Task: Wherever the string "ajoutez" shows up in the data below, copy the whole line.

Available data:
>>>

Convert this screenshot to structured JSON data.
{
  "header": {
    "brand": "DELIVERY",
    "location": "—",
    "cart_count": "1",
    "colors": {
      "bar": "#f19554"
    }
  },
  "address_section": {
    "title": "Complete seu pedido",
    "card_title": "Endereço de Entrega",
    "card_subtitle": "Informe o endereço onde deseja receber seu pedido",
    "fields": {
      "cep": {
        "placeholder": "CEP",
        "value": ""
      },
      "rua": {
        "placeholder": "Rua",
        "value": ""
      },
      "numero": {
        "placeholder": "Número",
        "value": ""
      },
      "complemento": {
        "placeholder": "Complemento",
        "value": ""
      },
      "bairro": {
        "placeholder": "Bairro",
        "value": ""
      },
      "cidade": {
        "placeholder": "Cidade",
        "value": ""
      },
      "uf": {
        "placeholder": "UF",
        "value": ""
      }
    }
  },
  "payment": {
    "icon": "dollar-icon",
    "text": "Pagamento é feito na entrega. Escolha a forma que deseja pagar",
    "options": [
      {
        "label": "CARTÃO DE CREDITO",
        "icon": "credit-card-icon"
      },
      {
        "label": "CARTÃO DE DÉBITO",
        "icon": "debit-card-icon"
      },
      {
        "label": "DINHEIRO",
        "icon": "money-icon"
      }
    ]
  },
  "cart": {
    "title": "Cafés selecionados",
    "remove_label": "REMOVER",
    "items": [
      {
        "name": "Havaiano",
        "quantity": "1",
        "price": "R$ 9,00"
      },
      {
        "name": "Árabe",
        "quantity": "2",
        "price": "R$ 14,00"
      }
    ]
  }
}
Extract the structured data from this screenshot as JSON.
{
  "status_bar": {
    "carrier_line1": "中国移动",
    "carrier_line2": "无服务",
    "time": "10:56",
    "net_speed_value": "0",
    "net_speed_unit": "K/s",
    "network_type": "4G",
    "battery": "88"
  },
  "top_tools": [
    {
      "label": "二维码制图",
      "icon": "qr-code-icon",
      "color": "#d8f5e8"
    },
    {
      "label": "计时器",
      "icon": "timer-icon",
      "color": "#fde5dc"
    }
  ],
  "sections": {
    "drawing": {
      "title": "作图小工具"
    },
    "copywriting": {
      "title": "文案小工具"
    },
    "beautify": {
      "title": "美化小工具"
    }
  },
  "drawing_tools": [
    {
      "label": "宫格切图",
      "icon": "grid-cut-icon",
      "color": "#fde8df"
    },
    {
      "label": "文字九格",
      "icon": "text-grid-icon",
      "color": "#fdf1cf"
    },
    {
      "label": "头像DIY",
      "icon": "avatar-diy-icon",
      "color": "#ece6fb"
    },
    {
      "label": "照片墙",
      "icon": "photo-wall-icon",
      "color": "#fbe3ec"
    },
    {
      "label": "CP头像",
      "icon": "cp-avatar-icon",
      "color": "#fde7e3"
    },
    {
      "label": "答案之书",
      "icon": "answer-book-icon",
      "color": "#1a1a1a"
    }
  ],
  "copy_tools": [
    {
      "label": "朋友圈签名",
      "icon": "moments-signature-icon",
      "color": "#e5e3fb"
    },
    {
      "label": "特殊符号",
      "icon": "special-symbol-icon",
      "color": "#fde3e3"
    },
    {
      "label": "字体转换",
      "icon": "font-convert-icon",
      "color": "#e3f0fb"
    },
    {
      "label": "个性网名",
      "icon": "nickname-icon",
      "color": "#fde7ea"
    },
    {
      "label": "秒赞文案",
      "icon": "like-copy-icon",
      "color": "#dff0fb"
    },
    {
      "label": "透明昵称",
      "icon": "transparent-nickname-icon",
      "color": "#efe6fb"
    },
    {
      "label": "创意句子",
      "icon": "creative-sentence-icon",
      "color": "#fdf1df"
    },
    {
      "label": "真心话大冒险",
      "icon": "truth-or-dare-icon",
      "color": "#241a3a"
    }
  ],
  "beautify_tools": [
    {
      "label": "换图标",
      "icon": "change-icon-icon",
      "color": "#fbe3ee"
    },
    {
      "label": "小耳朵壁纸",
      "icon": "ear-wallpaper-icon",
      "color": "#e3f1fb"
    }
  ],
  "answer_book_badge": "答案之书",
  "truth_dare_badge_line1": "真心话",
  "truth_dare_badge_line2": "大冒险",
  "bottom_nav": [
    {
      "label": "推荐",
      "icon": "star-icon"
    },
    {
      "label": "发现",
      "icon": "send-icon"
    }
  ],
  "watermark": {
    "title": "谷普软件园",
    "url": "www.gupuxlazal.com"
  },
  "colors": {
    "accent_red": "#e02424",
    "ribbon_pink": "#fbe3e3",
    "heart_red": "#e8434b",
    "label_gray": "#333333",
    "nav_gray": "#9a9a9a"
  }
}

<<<
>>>

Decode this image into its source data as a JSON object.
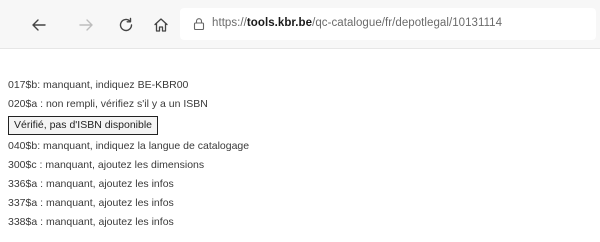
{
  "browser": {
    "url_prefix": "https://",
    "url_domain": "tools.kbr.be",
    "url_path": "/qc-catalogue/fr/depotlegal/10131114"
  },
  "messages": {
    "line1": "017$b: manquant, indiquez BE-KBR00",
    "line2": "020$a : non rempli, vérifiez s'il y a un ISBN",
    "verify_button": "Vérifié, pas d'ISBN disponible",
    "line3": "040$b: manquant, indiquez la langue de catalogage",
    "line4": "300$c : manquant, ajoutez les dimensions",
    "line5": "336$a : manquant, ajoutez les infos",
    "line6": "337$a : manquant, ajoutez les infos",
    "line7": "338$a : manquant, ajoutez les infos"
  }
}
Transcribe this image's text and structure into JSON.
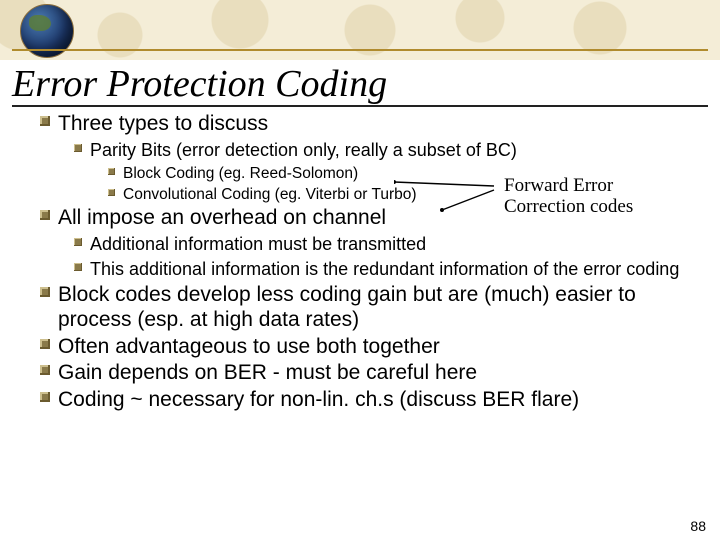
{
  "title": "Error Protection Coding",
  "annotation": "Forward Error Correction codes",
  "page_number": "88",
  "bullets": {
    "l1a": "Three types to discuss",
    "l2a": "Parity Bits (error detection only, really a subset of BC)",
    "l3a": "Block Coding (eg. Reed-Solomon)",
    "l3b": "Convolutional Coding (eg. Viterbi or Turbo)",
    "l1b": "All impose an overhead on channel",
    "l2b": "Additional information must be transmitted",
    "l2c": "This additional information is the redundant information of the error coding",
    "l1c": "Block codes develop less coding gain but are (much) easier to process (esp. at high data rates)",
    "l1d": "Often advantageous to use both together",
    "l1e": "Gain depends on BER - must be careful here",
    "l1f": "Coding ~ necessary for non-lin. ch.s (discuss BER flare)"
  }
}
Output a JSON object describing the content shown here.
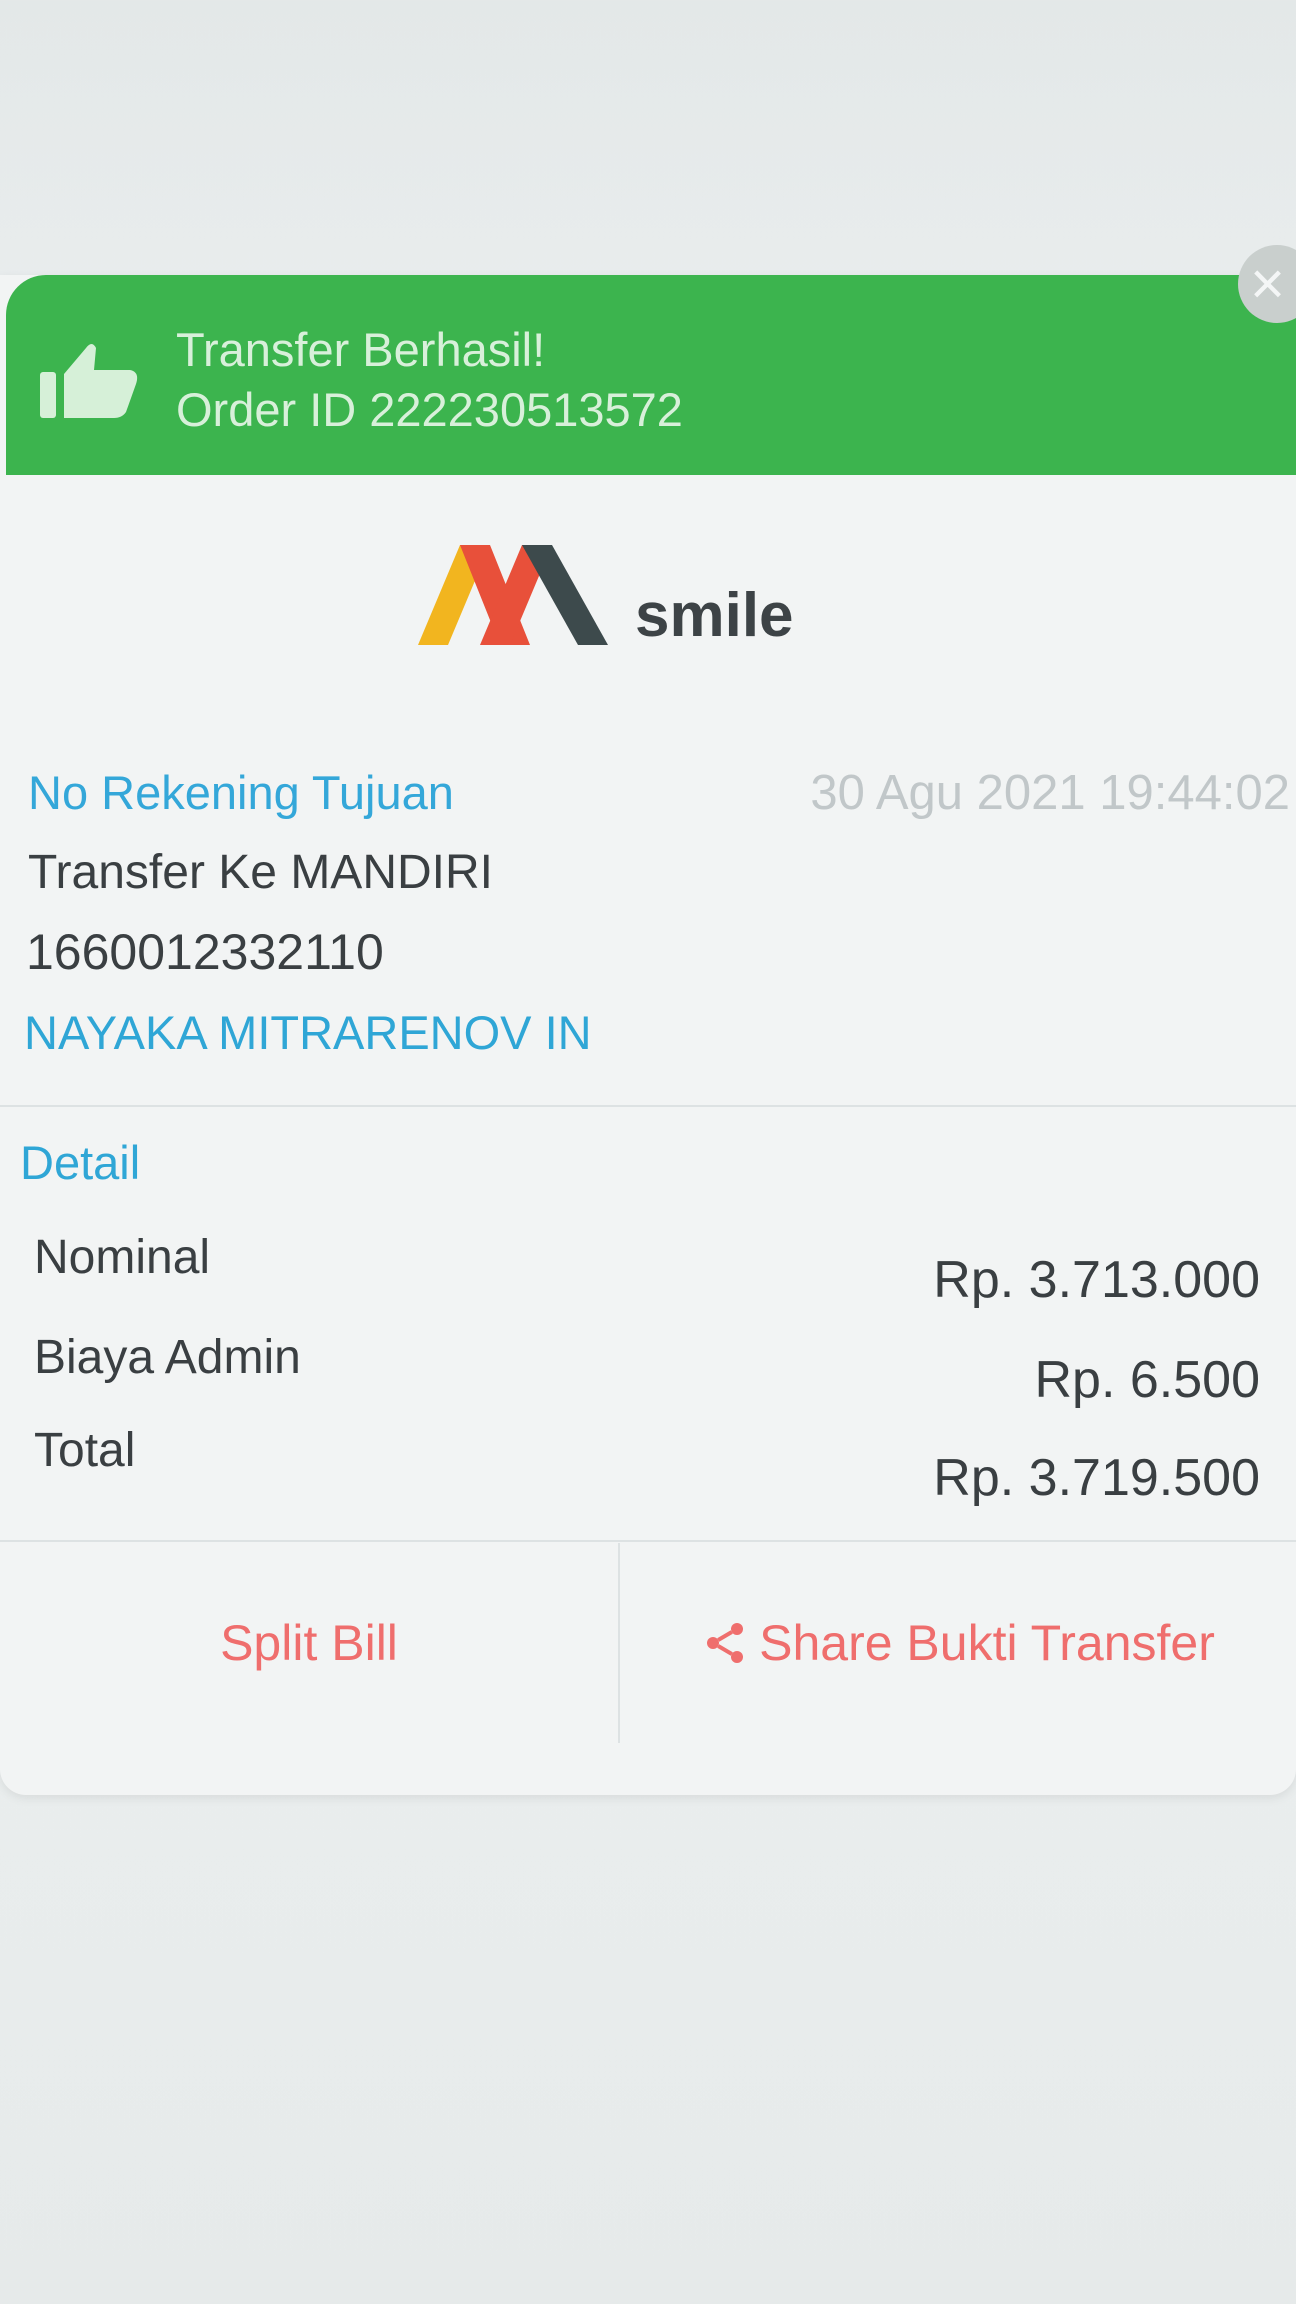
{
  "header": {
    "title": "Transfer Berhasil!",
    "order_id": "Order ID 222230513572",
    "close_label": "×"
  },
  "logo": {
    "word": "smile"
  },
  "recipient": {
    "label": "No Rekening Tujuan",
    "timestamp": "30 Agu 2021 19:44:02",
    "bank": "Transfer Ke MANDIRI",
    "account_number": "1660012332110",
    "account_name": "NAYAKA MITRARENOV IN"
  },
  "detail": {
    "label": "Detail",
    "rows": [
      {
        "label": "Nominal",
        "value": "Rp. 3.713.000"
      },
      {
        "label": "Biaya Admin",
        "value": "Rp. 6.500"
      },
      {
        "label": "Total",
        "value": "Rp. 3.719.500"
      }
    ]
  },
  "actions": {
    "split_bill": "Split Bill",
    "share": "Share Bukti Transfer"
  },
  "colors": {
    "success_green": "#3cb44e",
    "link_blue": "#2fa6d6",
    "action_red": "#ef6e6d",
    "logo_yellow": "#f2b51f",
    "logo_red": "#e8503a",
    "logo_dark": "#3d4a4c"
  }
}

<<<

Task solution:
    "line4": "300$c : manquant, ajoutez les dimensions",
    "line5": "336$a : manquant, ajoutez les infos",
    "line6": "337$a : manquant, ajoutez les infos",
    "line7": "338$a : manquant, ajoutez les infos"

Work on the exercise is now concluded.